**WHAT THE TASK REQUIRES**
The answer is every line in the data below that contains the word "favicon".

**Web page and app entries**

--------------------------------

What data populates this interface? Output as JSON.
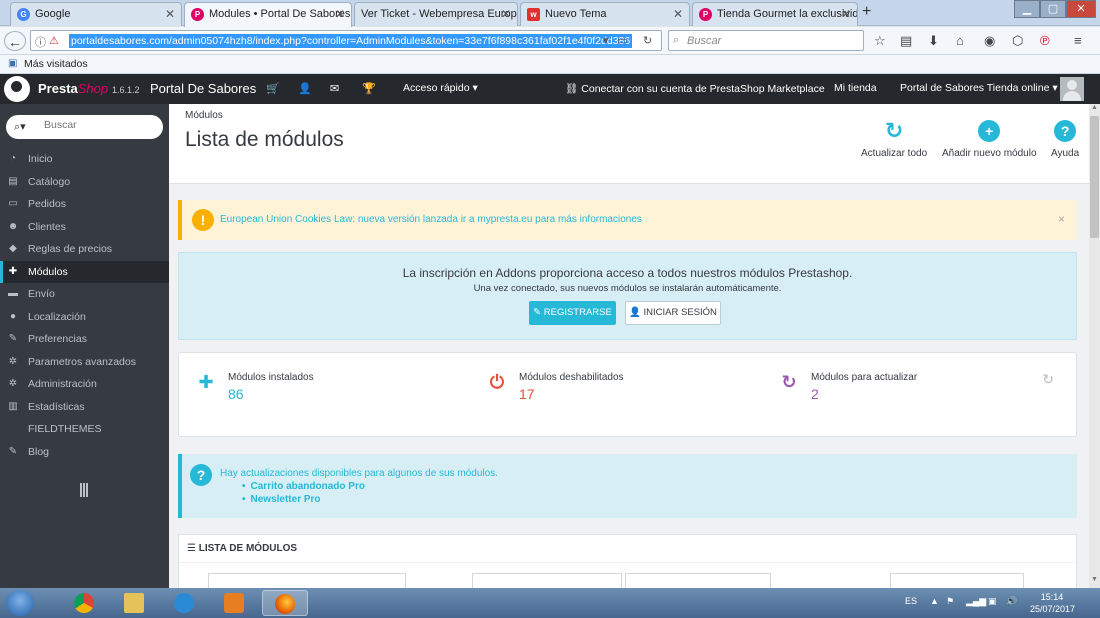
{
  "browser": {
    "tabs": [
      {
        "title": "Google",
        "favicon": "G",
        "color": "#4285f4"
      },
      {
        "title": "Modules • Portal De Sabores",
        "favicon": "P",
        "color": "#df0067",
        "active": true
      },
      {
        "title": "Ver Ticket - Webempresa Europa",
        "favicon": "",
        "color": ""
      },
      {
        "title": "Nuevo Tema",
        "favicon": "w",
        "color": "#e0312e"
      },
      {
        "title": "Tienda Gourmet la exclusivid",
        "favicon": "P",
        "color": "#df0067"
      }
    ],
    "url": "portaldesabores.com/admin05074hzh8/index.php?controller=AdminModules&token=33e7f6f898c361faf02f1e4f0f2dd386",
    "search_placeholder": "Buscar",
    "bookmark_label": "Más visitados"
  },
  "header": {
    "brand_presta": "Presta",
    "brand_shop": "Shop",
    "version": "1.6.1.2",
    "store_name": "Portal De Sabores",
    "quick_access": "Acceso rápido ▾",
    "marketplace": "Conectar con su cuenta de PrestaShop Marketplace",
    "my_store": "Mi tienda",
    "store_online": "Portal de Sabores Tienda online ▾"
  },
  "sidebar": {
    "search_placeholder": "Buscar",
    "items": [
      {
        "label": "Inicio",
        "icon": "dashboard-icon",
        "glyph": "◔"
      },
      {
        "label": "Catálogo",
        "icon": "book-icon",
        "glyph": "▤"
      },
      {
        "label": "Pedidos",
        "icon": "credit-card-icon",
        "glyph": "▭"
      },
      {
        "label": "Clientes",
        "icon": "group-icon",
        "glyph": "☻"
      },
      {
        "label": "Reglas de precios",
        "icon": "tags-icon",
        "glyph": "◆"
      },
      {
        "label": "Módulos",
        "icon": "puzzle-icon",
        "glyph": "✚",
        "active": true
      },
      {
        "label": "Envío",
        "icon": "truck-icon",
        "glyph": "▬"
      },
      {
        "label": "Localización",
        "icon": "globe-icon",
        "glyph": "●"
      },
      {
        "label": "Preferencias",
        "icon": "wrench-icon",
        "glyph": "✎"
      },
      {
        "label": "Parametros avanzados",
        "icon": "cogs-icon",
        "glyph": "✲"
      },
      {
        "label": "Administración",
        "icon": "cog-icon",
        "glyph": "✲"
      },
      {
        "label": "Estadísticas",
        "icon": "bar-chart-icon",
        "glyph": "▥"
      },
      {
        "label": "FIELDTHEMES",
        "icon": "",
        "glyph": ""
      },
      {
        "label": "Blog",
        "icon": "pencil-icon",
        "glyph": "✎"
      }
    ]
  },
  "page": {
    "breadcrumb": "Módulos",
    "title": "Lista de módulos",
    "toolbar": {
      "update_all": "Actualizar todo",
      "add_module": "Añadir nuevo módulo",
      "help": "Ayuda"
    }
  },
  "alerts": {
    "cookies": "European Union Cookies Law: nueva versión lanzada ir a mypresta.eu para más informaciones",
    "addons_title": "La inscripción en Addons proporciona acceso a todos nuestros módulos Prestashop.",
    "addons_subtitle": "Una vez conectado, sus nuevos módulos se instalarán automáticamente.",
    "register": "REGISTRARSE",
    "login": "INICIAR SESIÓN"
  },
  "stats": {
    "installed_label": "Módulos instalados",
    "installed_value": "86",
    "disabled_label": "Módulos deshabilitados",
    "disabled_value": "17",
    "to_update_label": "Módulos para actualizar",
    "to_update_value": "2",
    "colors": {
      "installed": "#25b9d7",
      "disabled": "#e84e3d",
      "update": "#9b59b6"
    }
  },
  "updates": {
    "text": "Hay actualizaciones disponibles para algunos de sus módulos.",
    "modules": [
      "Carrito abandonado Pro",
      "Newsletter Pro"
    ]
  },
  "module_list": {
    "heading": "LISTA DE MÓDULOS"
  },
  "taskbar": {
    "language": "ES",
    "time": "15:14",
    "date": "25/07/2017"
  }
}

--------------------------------

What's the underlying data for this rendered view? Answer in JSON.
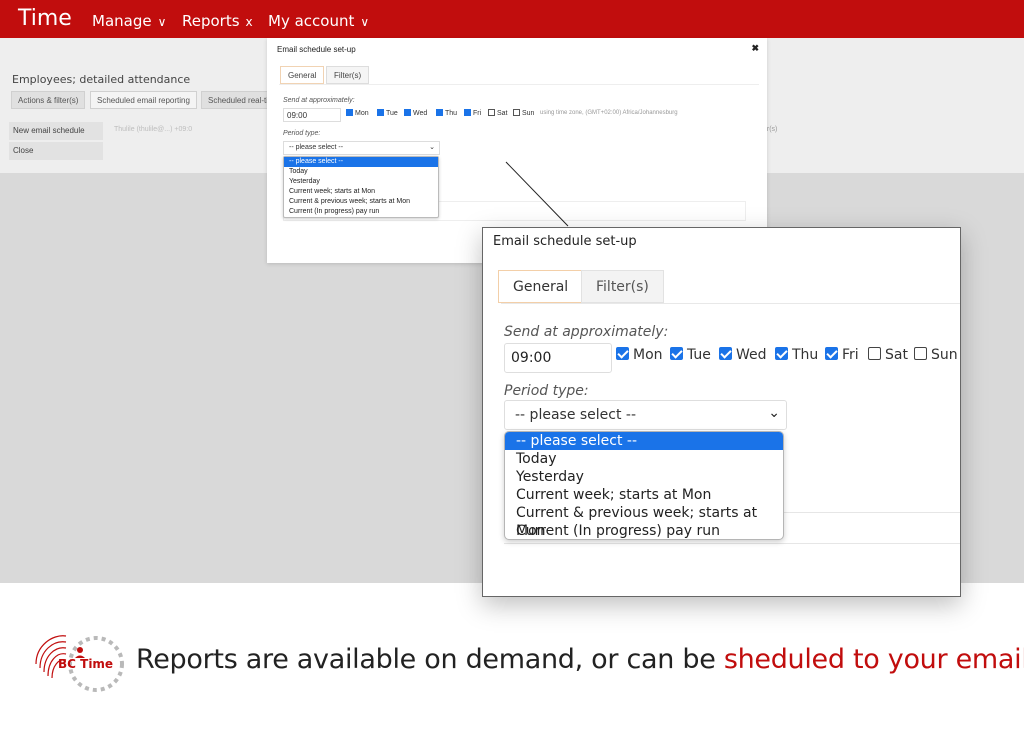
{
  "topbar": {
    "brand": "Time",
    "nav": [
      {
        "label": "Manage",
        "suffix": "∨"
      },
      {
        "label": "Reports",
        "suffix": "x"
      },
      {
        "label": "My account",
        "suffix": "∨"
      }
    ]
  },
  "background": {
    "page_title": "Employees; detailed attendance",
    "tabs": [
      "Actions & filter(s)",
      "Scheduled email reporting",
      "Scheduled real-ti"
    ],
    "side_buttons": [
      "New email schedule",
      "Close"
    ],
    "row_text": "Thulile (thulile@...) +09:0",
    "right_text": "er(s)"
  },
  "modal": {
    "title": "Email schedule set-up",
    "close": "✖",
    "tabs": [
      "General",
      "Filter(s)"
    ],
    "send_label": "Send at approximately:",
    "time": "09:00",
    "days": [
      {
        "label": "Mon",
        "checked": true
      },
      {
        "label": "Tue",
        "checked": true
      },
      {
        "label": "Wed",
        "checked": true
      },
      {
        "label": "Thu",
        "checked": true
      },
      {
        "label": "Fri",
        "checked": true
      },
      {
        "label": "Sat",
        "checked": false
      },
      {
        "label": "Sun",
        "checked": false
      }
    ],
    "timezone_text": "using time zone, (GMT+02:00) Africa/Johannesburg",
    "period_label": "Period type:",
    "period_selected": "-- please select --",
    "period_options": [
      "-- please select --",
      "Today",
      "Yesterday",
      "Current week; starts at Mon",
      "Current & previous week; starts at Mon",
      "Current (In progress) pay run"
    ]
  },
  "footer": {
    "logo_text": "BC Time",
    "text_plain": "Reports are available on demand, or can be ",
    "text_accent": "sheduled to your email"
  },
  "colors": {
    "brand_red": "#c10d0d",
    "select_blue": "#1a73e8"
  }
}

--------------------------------

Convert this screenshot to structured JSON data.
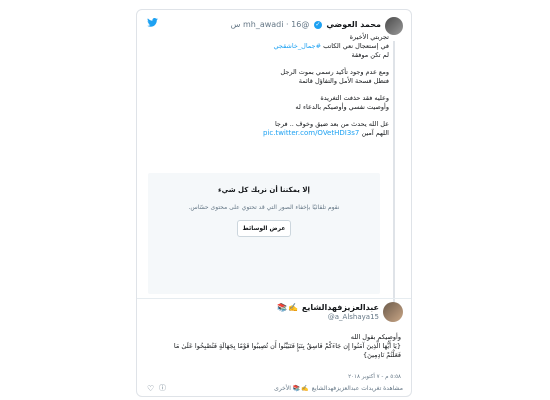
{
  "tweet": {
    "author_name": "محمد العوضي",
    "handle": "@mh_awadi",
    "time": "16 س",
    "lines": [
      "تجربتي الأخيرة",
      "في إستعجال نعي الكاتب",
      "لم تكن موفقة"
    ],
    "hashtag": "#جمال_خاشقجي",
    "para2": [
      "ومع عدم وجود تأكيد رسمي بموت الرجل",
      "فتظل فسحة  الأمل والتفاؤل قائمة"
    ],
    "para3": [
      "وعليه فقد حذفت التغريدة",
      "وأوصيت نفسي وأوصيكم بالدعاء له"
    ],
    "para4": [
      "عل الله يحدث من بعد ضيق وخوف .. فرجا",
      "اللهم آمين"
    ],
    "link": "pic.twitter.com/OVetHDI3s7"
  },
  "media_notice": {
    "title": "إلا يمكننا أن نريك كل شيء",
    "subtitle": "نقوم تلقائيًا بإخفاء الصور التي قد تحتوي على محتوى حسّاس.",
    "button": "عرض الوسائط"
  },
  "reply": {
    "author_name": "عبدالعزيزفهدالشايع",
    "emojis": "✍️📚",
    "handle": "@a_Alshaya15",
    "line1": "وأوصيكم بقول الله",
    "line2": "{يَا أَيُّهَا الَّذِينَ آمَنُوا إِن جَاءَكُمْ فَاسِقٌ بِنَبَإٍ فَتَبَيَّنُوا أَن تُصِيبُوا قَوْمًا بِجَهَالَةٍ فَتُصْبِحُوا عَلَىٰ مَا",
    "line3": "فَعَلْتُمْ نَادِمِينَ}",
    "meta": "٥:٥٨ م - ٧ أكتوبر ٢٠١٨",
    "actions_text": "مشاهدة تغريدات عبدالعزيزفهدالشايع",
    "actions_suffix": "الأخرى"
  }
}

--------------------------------

**PROBLEM SOLUTION**
        "favicon": "G",
        "favicon": "P",
        "favicon": "",
        "favicon": "w",
        "favicon": "P",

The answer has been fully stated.